Take the 2-minute tour ×
Stack Overflow is a question and answer site for professional and enthusiast programmers. It's 100% free, no registration required.

I was told that Invoke() is similar to normal method calling... so why would people choose to use Invoke and not normal method calling?

I tried to search online regarding the issue, what i get is the advantages of using BeginInvoke(), but what are the advantages of using Invoke()?

share|improve this question
Possible duplicate of stackoverflow.com/questions/229554/… –  Fara Oct 15 '10 at 9:28

5 Answers 5

Use BeginInvoke when you want to call the delegate asynchronously (on a thread drawn from the thread pool) and Invoke if you want to call it synchronously.

share|improve this answer
when you use BeginInvoke the ThreadPool is used witch is not recommended for long running procedures... –  Peter Oct 15 '10 at 9:22
good answer, good comment –  Frank Myat Thu Feb 1 '12 at 7:44

It's worth noting first that we have to have something like .Invoke() as the meeting-point between languages. Just as what is int to C# and Integer to VB.NET is System.Int32 to both of them, and to any other CLR language; so too we have Invoke() which any CLR language can offer access to, and which they can then provide additional syntactic sugar in a means suitable for their syntax (most would consider heavily VB style conventions in C# or heavily C# style conventions in VB to be syntactic vinegar; sugar always has to match the rest of the language as best it can).

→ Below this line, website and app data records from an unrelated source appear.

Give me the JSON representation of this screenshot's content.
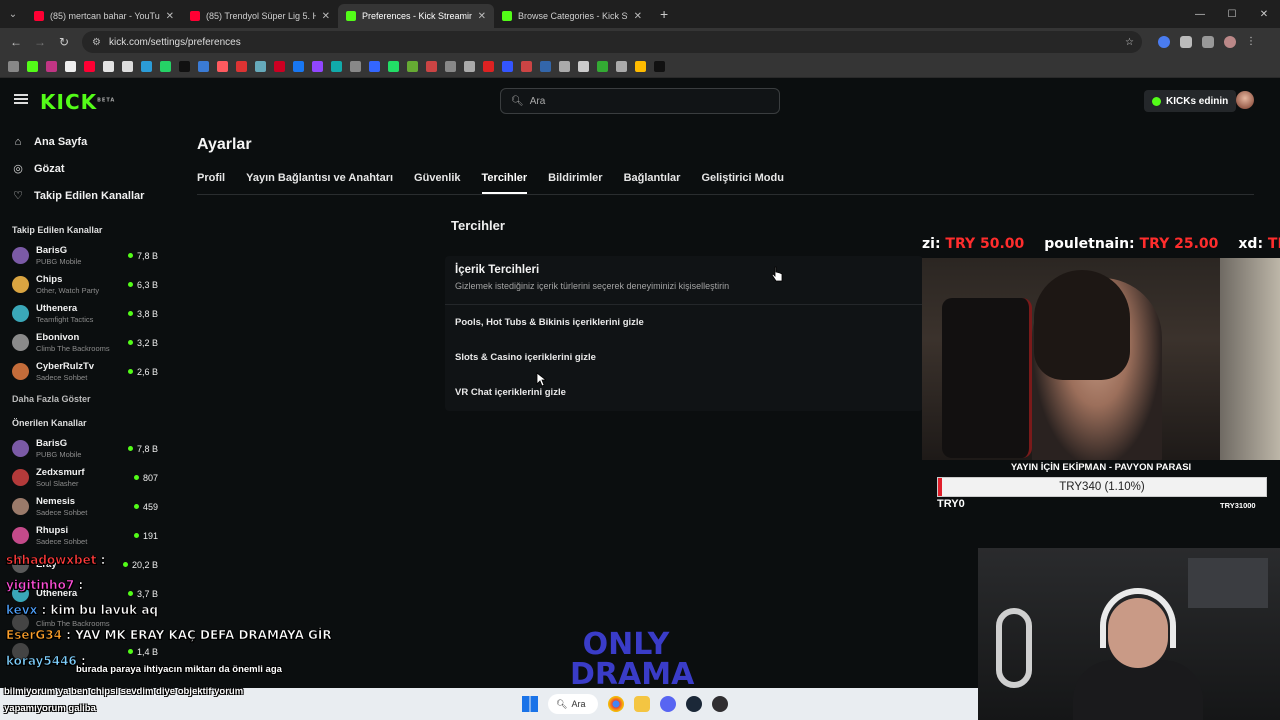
{
  "browser": {
    "tabs": [
      {
        "label": "(85) mertcan bahar - YouTube",
        "color": "#ff0033",
        "active": false
      },
      {
        "label": "(85) Trendyol Süper Lig 5. Haftası",
        "color": "#ff0033",
        "active": false
      },
      {
        "label": "Preferences - Kick Streaming",
        "color": "#53fc18",
        "active": true
      },
      {
        "label": "Browse Categories - Kick Streaming",
        "color": "#53fc18",
        "active": false
      }
    ],
    "url": "kick.com/settings/preferences"
  },
  "header": {
    "logo": "KICK",
    "logo_badge": "BETA",
    "search_placeholder": "Ara",
    "kicks_button": "KICKs edinin"
  },
  "sidebar": {
    "nav": [
      {
        "label": "Ana Sayfa",
        "icon": "home-icon"
      },
      {
        "label": "Gözat",
        "icon": "compass-icon"
      },
      {
        "label": "Takip Edilen Kanallar",
        "icon": "heart-icon"
      }
    ],
    "followed_title": "Takip Edilen Kanallar",
    "followed": [
      {
        "name": "BarisG",
        "category": "PUBG Mobile",
        "viewers": "7,8 B",
        "color": "#7b5aa6"
      },
      {
        "name": "Chips",
        "category": "Other, Watch Party",
        "viewers": "6,3 B",
        "color": "#d9a441"
      },
      {
        "name": "Uthenera",
        "category": "Teamfight Tactics",
        "viewers": "3,8 B",
        "color": "#3aa7b8"
      },
      {
        "name": "Ebonivon",
        "category": "Climb The Backrooms",
        "viewers": "3,2 B",
        "color": "#8a8a8a"
      },
      {
        "name": "CyberRulzTv",
        "category": "Sadece Sohbet",
        "viewers": "2,6 B",
        "color": "#c46c3a"
      }
    ],
    "show_more": "Daha Fazla Göster",
    "recommended_title": "Önerilen Kanallar",
    "recommended": [
      {
        "name": "BarisG",
        "category": "PUBG Mobile",
        "viewers": "7,8 B",
        "color": "#7b5aa6"
      },
      {
        "name": "Zedxsmurf",
        "category": "Soul Slasher",
        "viewers": "807",
        "color": "#b33a3a"
      },
      {
        "name": "Nemesis",
        "category": "Sadece Sohbet",
        "viewers": "459",
        "color": "#9a7a6a"
      },
      {
        "name": "Rhupsi",
        "category": "Sadece Sohbet",
        "viewers": "191",
        "color": "#c44a8a"
      },
      {
        "name": "Eray",
        "category": "",
        "viewers": "20,2 B",
        "color": "#5a5a5a"
      },
      {
        "name": "Uthenera",
        "category": "",
        "viewers": "3,7 B",
        "color": "#3aa7b8"
      },
      {
        "name": "",
        "category": "Climb The Backrooms",
        "viewers": "",
        "color": "#444"
      },
      {
        "name": "",
        "category": "",
        "viewers": "1,4 B",
        "color": "#444"
      }
    ]
  },
  "main": {
    "title": "Ayarlar",
    "tabs": [
      "Profil",
      "Yayın Bağlantısı ve Anahtarı",
      "Güvenlik",
      "Tercihler",
      "Bildirimler",
      "Bağlantılar",
      "Geliştirici Modu"
    ],
    "active_tab": "Tercihler",
    "section_title": "Tercihler",
    "card_title": "İçerik Tercihleri",
    "card_desc": "Gizlemek istediğiniz içerik türlerini seçerek deneyiminizi kişiselleştirin",
    "options": [
      "Pools, Hot Tubs & Bikinis içeriklerini gizle",
      "Slots & Casino içeriklerini gizle",
      "VR Chat içeriklerini gizle"
    ]
  },
  "overlay": {
    "donations": [
      {
        "user": "zi:",
        "amount": "TRY 50.00"
      },
      {
        "user": "pouletnain:",
        "amount": "TRY 25.00"
      },
      {
        "user": "xd:",
        "amount": "TR"
      }
    ],
    "goal_title": "YAYIN İÇİN EKİPMAN - PAVYON PARASI",
    "goal_text": "TRY340 (1.10%)",
    "goal_progress": 0.011,
    "goal_min": "TRY0",
    "goal_max": "TRY31000",
    "watermark": "ONLY DRAMA"
  },
  "chat": [
    {
      "user": "shhadowxbet",
      "text": ":",
      "color": "#ff3b3b"
    },
    {
      "user": "yigitinho7",
      "text": ":",
      "color": "#ff4fd8"
    },
    {
      "user": "kevx",
      "text": ": kim bu lavuk aq",
      "color": "#4fa3ff"
    },
    {
      "user": "EserG34",
      "text": ": YAV MK ERAY KAÇ DEFA DRAMAYA GİR",
      "color": "#ffa12b"
    },
    {
      "user": "koray5446",
      "text": ":",
      "color": "#7fd1ff"
    }
  ],
  "chat_bottom": [
    "burada paraya ihtiyacın miktarı da önemli aga",
    "bilmiyorum ya ben chipsi sevdim diye objektif yorum",
    "yapamıyorum galiba"
  ],
  "taskbar": {
    "search": "Ara"
  }
}
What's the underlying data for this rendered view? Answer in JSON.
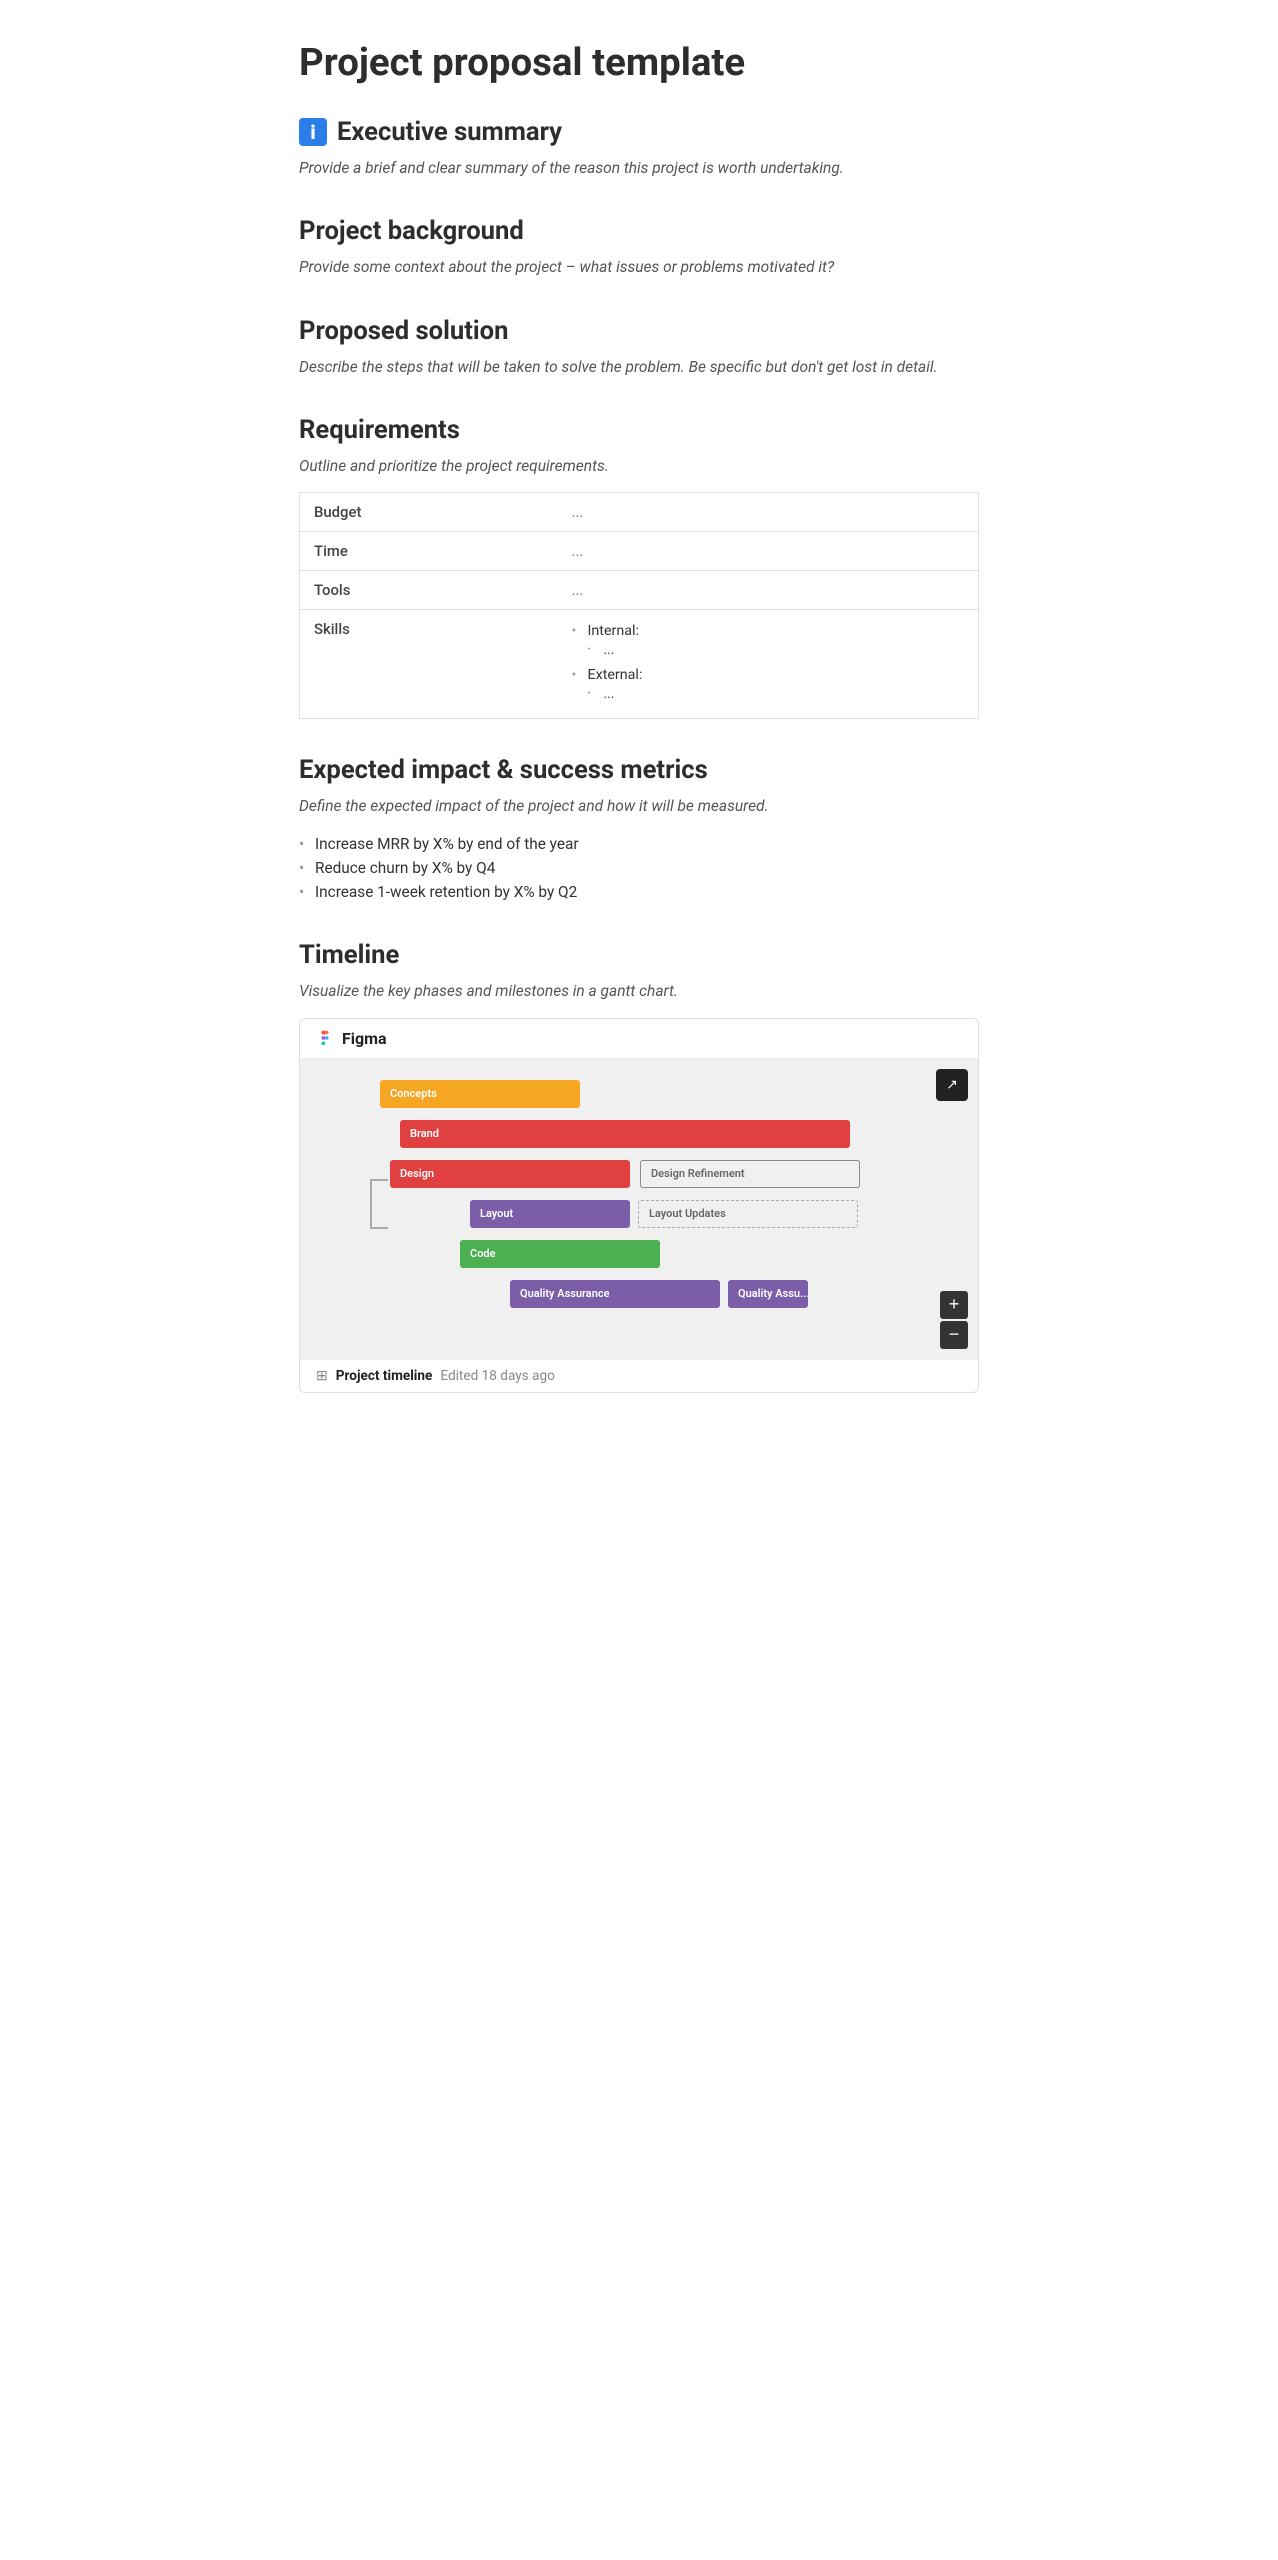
{
  "page": {
    "title": "Project proposal template"
  },
  "sections": {
    "executive_summary": {
      "heading": "Executive summary",
      "has_icon": true,
      "icon_label": "i",
      "description": "Provide a brief and clear summary of the reason this project is worth undertaking."
    },
    "project_background": {
      "heading": "Project background",
      "description": "Provide some context about the project – what issues or problems motivated it?"
    },
    "proposed_solution": {
      "heading": "Proposed solution",
      "description": "Describe the steps that will be taken to solve the problem. Be specific but don't get lost in detail."
    },
    "requirements": {
      "heading": "Requirements",
      "description": "Outline and prioritize the project requirements.",
      "table": {
        "rows": [
          {
            "label": "Budget",
            "value": "..."
          },
          {
            "label": "Time",
            "value": "..."
          },
          {
            "label": "Tools",
            "value": "..."
          },
          {
            "label": "Skills",
            "value": null
          }
        ],
        "skills_internal_label": "Internal:",
        "skills_internal_value": "...",
        "skills_external_label": "External:",
        "skills_external_value": "..."
      }
    },
    "expected_impact": {
      "heading": "Expected impact & success metrics",
      "description": "Define the expected impact of the project and how it will be measured.",
      "bullets": [
        "Increase MRR by X% by end of the year",
        "Reduce churn by X% by Q4",
        "Increase 1-week retention by X% by Q2"
      ]
    },
    "timeline": {
      "heading": "Timeline",
      "description": "Visualize the key phases and milestones in a gantt chart.",
      "figma": {
        "label": "Figma",
        "file_name": "Project timeline",
        "edited": "Edited 18 days ago",
        "gantt": {
          "bars": [
            {
              "id": "concepts",
              "label": "Concepts",
              "class": "concepts"
            },
            {
              "id": "brand",
              "label": "Brand",
              "class": "brand"
            },
            {
              "id": "design",
              "label": "Design",
              "class": "design"
            },
            {
              "id": "design-refinement",
              "label": "Design Refinement",
              "class": "design-refinement"
            },
            {
              "id": "layout",
              "label": "Layout",
              "class": "layout"
            },
            {
              "id": "layout-updates",
              "label": "Layout Updates",
              "class": "layout-updates"
            },
            {
              "id": "code",
              "label": "Code",
              "class": "code"
            },
            {
              "id": "quality-assurance",
              "label": "Quality Assurance",
              "class": "quality-assurance"
            },
            {
              "id": "quality-assurance-2",
              "label": "Quality Assu...",
              "class": "quality-assurance-2"
            }
          ]
        }
      }
    }
  },
  "ui": {
    "expand_button_icon": "↗",
    "zoom_in_label": "+",
    "zoom_out_label": "−"
  }
}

This sugar added, why not use it all the time? Some people will sometimes want to be clear that they are dealing with a delegate. Some just won't use it; I mostly don't. Like all syntactic sugar, the advantages and disadvantages are matters of clarity rather than correctness (indeed, look at a call to x.Invoke() in reflector and you'll see that it as x() because reflector doesn't know which you used).

share|improve this answer

One reason is if you've gotten your method signature through reflection and you dynamically want to instantiate a function, Invoke() is the way you'd do that.

share|improve this answer

In order to change, for example, the thread executing something.

Note that any UI control shall and can alweays only be manipulated from the thread that created it (message pump, actually). So, if another thread is manipulating the control (synchronously from that other threads point of view) then BeginInvoke would be additional overhead, but Invoke is fine (ESPECIALLY because at least in WPF there is a shortcut herere for multiple invoke sequences that make it faster to execute internally).

share|improve this answer

I guess you already understand what a delegate is, what is for, and why is useful.

If I have a deletegate named "MyDelegate", I can do "MyDelegate(foo);" or "MyDelegate.Invoke(foo);" , but I always use the second one so I could easily see when I review the code, that is actually a delegate and not a method. There is no internal difference.

share|improve this answer
Did you know that you don’t need to put the extra “Invoke” to know that it’s a delegate and not a method? You can just hover your mouse over it, or press F12 on it. –  Timwi Oct 15 '10 at 10:49
I know :D But I want to realize that just reading quicly the code :) –  vtortola Oct 18 '10 at 15:32

Your Answer


By posting your answer, you agree to the privacy policy and terms of service.

Not the answer you're looking for? Browse other questions tagged or ask your own question.